The question of generative sex is also addressed by Jonathan Goldberg (see Further Reading, 1994) as part of his analysis of gender and desire in Romeo and Juliet. He argues that the play portrays non-procreative as well as procreative desire as it moves back and forth through a series of sexual substitutions that minimize both the singularity of individuals and the distinctiveness of gender. Goldberg's evaluation of gender definition in 1 and 2 Henry IV (1995) focuses on the way Hal's relationships with other men—particularly Hotspur and Falstaff—contribute to his production of himself as the legitimate heir to the English throne. Did Hal sleep with Falstaff, with Poins, or with Scroop? According to Goldberg there is no definitive answer, but it is more important to note that in the early modern era such behavior would be reprehensible only if it blurred social hierarchies and distinctions, for this was the dominant factor in determining whether sexual relations between men would be condemned or allowed. In an evaluation of the relationship between Achilles and Patroclus in Troilus and Cressida, Woods similarly considers the issue of what is permitted between men in Shakespeare's plays, and he describes the broad range of ways in which late twentieth-century theatrical productions have highlighted homoerotic or homosexual aspects of such relationships. Smith (see Further Reading, 1991) argues that both Troilus and Cressida and Coriolanus dramatize, in explicitly sexual terms, the ambiguities involved in male bonding.
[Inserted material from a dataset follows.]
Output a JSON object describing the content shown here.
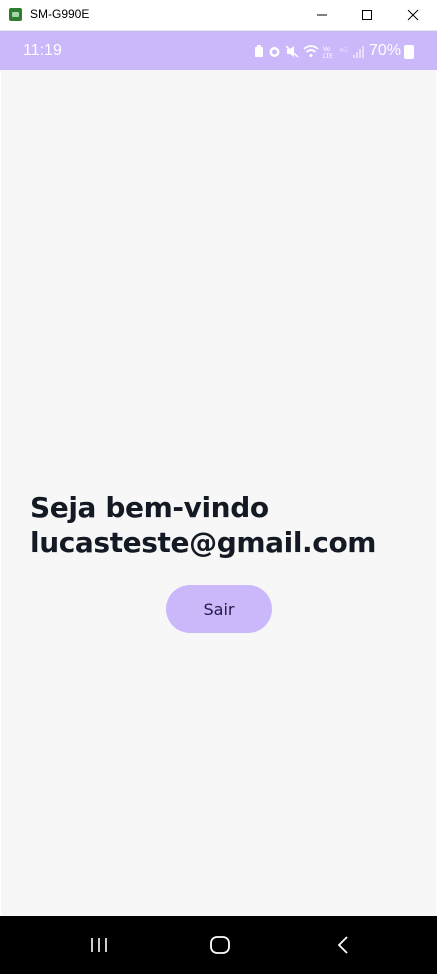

He sees the reconciliation of Coriolanus and Aufidius in Act IV, scene v as an exemplary expression of the volatile connection between male aggression and male sexual desire—the clash of violent and erotic impulses that, according to Smith, occurs regularly in Shakespeare's military plays.